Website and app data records
________

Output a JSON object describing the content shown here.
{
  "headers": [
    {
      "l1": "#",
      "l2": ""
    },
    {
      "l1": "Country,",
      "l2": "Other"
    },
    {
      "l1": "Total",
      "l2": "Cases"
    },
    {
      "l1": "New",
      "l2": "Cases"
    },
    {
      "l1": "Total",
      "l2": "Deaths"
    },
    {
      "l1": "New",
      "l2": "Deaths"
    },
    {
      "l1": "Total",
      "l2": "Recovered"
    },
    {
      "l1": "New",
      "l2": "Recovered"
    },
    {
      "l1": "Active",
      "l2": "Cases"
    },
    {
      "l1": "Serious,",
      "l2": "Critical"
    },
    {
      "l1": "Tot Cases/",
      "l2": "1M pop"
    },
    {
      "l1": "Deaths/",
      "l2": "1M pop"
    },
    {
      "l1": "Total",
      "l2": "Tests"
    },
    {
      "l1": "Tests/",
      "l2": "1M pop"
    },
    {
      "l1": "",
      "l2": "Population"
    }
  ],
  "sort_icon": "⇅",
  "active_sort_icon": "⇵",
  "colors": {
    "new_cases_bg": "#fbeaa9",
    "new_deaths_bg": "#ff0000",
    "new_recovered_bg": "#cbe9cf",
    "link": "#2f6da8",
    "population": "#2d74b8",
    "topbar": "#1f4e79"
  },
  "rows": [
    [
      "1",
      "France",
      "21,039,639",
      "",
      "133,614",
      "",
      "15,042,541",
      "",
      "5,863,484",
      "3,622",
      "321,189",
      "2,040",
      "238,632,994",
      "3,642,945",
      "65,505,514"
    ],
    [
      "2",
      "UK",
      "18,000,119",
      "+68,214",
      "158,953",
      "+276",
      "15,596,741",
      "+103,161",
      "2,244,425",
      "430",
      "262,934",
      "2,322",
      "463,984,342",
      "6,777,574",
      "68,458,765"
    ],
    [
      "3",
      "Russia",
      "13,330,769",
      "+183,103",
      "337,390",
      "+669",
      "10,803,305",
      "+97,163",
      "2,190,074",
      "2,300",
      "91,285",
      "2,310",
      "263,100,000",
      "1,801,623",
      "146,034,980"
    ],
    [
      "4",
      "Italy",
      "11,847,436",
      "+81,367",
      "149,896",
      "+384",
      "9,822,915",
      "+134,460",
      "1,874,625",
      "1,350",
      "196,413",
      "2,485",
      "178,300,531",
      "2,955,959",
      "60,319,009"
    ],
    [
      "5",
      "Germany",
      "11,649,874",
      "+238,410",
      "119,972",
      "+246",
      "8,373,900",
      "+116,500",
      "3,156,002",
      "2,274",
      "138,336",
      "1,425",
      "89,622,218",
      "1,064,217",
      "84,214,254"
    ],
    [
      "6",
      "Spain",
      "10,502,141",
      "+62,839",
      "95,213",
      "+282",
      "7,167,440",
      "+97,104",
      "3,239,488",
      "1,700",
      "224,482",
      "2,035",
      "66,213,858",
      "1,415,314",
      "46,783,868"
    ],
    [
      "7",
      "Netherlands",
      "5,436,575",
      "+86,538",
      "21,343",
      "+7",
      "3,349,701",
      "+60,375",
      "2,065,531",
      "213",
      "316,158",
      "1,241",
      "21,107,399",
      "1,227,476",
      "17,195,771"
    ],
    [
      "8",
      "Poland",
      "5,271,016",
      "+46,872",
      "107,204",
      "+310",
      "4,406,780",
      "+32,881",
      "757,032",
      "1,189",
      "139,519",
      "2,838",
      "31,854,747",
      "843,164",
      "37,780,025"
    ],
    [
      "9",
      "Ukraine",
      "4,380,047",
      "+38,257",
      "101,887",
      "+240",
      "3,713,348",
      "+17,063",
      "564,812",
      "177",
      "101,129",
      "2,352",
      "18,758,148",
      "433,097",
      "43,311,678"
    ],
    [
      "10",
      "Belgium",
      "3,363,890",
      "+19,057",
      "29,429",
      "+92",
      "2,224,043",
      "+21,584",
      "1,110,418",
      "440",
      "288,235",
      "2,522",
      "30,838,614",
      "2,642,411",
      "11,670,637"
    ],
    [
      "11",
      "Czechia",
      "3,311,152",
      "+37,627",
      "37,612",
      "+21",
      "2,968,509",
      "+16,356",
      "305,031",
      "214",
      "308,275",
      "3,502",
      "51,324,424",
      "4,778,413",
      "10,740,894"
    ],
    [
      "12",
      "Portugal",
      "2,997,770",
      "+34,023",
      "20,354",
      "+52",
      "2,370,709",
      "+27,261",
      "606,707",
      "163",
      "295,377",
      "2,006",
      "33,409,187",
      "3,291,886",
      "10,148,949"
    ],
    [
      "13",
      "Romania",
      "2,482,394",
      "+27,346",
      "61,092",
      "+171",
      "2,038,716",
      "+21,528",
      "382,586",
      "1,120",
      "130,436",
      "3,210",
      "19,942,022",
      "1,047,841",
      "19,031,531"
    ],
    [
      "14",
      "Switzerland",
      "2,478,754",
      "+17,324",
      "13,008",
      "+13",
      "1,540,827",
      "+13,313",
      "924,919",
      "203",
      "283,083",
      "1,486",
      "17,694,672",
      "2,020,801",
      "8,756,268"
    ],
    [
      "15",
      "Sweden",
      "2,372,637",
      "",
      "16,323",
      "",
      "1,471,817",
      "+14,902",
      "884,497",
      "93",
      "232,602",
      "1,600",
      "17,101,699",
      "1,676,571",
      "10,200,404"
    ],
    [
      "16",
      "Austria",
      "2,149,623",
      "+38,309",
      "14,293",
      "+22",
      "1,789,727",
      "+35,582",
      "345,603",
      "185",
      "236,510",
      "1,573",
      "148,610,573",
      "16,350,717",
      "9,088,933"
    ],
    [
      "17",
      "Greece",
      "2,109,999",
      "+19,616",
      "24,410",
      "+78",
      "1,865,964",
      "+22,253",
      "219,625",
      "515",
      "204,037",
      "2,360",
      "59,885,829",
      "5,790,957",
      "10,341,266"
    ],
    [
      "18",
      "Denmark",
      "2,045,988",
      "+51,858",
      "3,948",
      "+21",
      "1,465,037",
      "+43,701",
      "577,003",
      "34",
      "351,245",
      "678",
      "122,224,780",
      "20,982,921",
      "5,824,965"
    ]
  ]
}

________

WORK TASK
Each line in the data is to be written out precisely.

OUTPUT BELOW
Output a JSON object describing the content shown here.
{
  "headers": [
    {
      "l1": "#",
      "l2": ""
    },
    {
      "l1": "Country,",
      "l2": "Other"
    },
    {
      "l1": "Total",
      "l2": "Cases"
    },
    {
      "l1": "New",
      "l2": "Cases"
    },
    {
      "l1": "Total",
      "l2": "Deaths"
    },
    {
      "l1": "New",
      "l2": "Deaths"
    },
    {
      "l1": "Total",
      "l2": "Recovered"
    },
    {
      "l1": "New",
      "l2": "Recovered"
    },
    {
      "l1": "Active",
      "l2": "Cases"
    },
    {
      "l1": "Serious,",
      "l2": "Critical"
    },
    {
      "l1": "Tot Cases/",
      "l2": "1M pop"
    },
    {
      "l1": "Deaths/",
      "l2": "1M pop"
    },
    {
      "l1": "Total",
      "l2": "Tests"
    },
    {
      "l1": "Tests/",
      "l2": "1M pop"
    },
    {
      "l1": "",
      "l2": "Population"
    }
  ],
  "sort_icon": "⇅",
  "active_sort_icon": "⇵",
  "colors": {
    "new_cases_bg": "#fbeaa9",
    "new_deaths_bg": "#ff0000",
    "new_recovered_bg": "#cbe9cf",
    "link": "#2f6da8",
    "population": "#2d74b8",
    "topbar": "#1f4e79"
  },
  "rows": [
    [
      "1",
      "France",
      "21,039,639",
      "",
      "133,614",
      "",
      "15,042,541",
      "",
      "5,863,484",
      "3,622",
      "321,189",
      "2,040",
      "238,632,994",
      "3,642,945",
      "65,505,514"
    ],
    [
      "2",
      "UK",
      "18,000,119",
      "+68,214",
      "158,953",
      "+276",
      "15,596,741",
      "+103,161",
      "2,244,425",
      "430",
      "262,934",
      "2,322",
      "463,984,342",
      "6,777,574",
      "68,458,765"
    ],
    [
      "3",
      "Russia",
      "13,330,769",
      "+183,103",
      "337,390",
      "+669",
      "10,803,305",
      "+97,163",
      "2,190,074",
      "2,300",
      "91,285",
      "2,310",
      "263,100,000",
      "1,801,623",
      "146,034,980"
    ],
    [
      "4",
      "Italy",
      "11,847,436",
      "+81,367",
      "149,896",
      "+384",
      "9,822,915",
      "+134,460",
      "1,874,625",
      "1,350",
      "196,413",
      "2,485",
      "178,300,531",
      "2,955,959",
      "60,319,009"
    ],
    [
      "5",
      "Germany",
      "11,649,874",
      "+238,410",
      "119,972",
      "+246",
      "8,373,900",
      "+116,500",
      "3,156,002",
      "2,274",
      "138,336",
      "1,425",
      "89,622,218",
      "1,064,217",
      "84,214,254"
    ],
    [
      "6",
      "Spain",
      "10,502,141",
      "+62,839",
      "95,213",
      "+282",
      "7,167,440",
      "+97,104",
      "3,239,488",
      "1,700",
      "224,482",
      "2,035",
      "66,213,858",
      "1,415,314",
      "46,783,868"
    ],
    [
      "7",
      "Netherlands",
      "5,436,575",
      "+86,538",
      "21,343",
      "+7",
      "3,349,701",
      "+60,375",
      "2,065,531",
      "213",
      "316,158",
      "1,241",
      "21,107,399",
      "1,227,476",
      "17,195,771"
    ],
    [
      "8",
      "Poland",
      "5,271,016",
      "+46,872",
      "107,204",
      "+310",
      "4,406,780",
      "+32,881",
      "757,032",
      "1,189",
      "139,519",
      "2,838",
      "31,854,747",
      "843,164",
      "37,780,025"
    ],
    [
      "9",
      "Ukraine",
      "4,380,047",
      "+38,257",
      "101,887",
      "+240",
      "3,713,348",
      "+17,063",
      "564,812",
      "177",
      "101,129",
      "2,352",
      "18,758,148",
      "433,097",
      "43,311,678"
    ],
    [
      "10",
      "Belgium",
      "3,363,890",
      "+19,057",
      "29,429",
      "+92",
      "2,224,043",
      "+21,584",
      "1,110,418",
      "440",
      "288,235",
      "2,522",
      "30,838,614",
      "2,642,411",
      "11,670,637"
    ],
    [
      "11",
      "Czechia",
      "3,311,152",
      "+37,627",
      "37,612",
      "+21",
      "2,968,509",
      "+16,356",
      "305,031",
      "214",
      "308,275",
      "3,502",
      "51,324,424",
      "4,778,413",
      "10,740,894"
    ],
    [
      "12",
      "Portugal",
      "2,997,770",
      "+34,023",
      "20,354",
      "+52",
      "2,370,709",
      "+27,261",
      "606,707",
      "163",
      "295,377",
      "2,006",
      "33,409,187",
      "3,291,886",
      "10,148,949"
    ],
    [
      "13",
      "Romania",
      "2,482,394",
      "+27,346",
      "61,092",
      "+171",
      "2,038,716",
      "+21,528",
      "382,586",
      "1,120",
      "130,436",
      "3,210",
      "19,942,022",
      "1,047,841",
      "19,031,531"
    ],
    [
      "14",
      "Switzerland",
      "2,478,754",
      "+17,324",
      "13,008",
      "+13",
      "1,540,827",
      "+13,313",
      "924,919",
      "203",
      "283,083",
      "1,486",
      "17,694,672",
      "2,020,801",
      "8,756,268"
    ],
    [
      "15",
      "Sweden",
      "2,372,637",
      "",
      "16,323",
      "",
      "1,471,817",
      "+14,902",
      "884,497",
      "93",
      "232,602",
      "1,600",
      "17,101,699",
      "1,676,571",
      "10,200,404"
    ],
    [
      "16",
      "Austria",
      "2,149,623",
      "+38,309",
      "14,293",
      "+22",
      "1,789,727",
      "+35,582",
      "345,603",
      "185",
      "236,510",
      "1,573",
      "148,610,573",
      "16,350,717",
      "9,088,933"
    ],
    [
      "17",
      "Greece",
      "2,109,999",
      "+19,616",
      "24,410",
      "+78",
      "1,865,964",
      "+22,253",
      "219,625",
      "515",
      "204,037",
      "2,360",
      "59,885,829",
      "5,790,957",
      "10,341,266"
    ],
    [
      "18",
      "Denmark",
      "2,045,988",
      "+51,858",
      "3,948",
      "+21",
      "1,465,037",
      "+43,701",
      "577,003",
      "34",
      "351,245",
      "678",
      "122,224,780",
      "20,982,921",
      "5,824,965"
    ]
  ]
}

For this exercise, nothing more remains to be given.